• **TASK ITEM**
In the listing below, locate the lines bearing the word "icon". Copy every one of them.

• **RECORDS TO USE**
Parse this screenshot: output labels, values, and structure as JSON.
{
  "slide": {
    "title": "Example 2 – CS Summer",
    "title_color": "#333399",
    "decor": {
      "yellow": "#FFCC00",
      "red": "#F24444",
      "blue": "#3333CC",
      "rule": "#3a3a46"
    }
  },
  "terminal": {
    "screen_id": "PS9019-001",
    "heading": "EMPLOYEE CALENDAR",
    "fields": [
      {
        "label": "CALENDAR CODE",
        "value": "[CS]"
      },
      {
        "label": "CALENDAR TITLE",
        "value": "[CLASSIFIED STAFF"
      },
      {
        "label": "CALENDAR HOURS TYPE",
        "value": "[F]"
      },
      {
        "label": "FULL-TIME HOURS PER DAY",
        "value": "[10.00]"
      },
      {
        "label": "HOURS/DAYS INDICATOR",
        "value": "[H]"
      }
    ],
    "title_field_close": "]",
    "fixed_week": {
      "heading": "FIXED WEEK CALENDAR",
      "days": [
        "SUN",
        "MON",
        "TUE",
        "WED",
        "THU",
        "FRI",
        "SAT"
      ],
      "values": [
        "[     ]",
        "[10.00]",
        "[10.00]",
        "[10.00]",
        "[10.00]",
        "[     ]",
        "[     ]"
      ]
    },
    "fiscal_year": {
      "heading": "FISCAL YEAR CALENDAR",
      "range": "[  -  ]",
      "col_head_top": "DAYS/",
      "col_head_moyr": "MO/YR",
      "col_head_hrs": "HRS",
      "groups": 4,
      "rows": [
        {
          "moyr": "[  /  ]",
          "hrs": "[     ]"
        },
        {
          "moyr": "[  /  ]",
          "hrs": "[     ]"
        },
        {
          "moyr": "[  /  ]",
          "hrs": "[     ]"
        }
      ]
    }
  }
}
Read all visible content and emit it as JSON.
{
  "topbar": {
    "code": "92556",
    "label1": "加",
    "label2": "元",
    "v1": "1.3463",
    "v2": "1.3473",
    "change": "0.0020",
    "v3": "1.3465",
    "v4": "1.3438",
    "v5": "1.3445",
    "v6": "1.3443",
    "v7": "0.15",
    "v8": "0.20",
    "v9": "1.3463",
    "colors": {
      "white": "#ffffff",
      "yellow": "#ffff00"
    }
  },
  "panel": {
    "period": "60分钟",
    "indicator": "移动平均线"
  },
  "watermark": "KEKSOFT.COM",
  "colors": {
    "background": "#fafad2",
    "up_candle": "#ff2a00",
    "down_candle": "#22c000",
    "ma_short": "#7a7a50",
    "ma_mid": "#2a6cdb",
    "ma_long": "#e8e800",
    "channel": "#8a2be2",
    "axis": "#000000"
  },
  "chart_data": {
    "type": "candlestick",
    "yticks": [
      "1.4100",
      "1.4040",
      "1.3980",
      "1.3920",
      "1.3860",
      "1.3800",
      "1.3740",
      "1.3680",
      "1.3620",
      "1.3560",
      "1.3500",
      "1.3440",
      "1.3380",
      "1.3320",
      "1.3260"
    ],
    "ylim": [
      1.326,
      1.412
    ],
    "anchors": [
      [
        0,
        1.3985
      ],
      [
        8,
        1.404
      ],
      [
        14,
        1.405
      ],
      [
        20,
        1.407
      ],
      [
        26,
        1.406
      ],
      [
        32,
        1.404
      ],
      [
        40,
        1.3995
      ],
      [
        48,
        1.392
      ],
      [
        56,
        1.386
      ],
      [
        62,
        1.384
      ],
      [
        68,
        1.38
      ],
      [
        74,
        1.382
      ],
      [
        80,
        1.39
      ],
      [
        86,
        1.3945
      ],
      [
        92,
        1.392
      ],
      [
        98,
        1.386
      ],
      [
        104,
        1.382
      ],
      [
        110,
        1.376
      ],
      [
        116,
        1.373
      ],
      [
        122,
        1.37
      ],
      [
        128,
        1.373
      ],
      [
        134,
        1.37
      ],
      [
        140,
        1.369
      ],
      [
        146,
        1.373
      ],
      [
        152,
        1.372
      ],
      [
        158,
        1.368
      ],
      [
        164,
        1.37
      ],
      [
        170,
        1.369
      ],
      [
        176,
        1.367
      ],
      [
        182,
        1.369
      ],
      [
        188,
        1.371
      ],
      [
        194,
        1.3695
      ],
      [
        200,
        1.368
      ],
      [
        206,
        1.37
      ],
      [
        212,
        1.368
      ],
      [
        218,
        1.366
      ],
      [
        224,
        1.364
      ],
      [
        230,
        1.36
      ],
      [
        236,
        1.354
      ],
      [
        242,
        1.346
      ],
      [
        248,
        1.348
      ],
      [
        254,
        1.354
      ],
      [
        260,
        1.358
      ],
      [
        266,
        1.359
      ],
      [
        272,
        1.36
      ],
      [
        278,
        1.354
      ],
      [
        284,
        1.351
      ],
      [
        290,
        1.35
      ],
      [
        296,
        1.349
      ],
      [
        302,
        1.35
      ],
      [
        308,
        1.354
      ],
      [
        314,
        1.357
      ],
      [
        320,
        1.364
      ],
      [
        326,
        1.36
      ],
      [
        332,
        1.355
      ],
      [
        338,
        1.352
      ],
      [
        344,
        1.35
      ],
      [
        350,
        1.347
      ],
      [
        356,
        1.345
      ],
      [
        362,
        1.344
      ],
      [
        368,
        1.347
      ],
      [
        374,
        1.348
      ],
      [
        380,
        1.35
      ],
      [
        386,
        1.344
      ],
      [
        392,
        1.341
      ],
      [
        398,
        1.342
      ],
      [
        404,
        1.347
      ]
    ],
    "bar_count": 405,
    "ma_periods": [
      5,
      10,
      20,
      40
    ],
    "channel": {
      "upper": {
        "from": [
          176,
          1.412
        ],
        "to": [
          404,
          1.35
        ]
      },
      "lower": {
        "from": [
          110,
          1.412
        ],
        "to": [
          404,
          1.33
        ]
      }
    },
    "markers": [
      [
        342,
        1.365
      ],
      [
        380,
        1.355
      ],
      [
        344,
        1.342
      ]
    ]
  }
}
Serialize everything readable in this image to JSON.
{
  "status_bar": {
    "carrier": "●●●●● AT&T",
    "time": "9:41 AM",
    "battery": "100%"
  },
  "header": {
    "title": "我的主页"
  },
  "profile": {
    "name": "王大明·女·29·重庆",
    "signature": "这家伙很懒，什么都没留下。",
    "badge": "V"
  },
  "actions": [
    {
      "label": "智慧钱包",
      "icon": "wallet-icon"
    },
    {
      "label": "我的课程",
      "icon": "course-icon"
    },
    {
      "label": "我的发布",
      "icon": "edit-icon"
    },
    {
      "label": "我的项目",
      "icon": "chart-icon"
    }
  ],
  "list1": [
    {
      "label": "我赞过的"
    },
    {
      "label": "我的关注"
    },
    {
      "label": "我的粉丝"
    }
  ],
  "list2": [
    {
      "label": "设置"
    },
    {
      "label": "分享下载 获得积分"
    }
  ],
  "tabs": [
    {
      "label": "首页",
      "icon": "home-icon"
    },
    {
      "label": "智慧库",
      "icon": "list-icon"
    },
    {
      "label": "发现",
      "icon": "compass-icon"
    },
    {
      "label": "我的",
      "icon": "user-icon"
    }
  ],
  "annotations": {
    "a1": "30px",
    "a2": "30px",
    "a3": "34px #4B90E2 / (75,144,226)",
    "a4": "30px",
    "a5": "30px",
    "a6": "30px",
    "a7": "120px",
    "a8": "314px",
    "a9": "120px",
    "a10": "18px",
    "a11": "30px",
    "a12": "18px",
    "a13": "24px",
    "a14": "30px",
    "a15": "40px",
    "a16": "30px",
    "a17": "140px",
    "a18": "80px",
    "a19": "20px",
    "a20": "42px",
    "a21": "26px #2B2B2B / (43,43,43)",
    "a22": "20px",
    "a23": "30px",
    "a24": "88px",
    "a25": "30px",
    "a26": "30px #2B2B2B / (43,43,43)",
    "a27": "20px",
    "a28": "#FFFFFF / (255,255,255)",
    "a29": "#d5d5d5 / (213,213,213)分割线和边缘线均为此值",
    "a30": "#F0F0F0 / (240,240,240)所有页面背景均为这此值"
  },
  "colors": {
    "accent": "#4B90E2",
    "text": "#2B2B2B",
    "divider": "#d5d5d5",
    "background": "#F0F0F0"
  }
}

• **ANSWER BELOW**
      "icon": "wallet-icon"
      "icon": "course-icon"
      "icon": "edit-icon"
      "icon": "chart-icon"
      "icon": "home-icon"
      "icon": "list-icon"
      "icon": "compass-icon"
      "icon": "user-icon"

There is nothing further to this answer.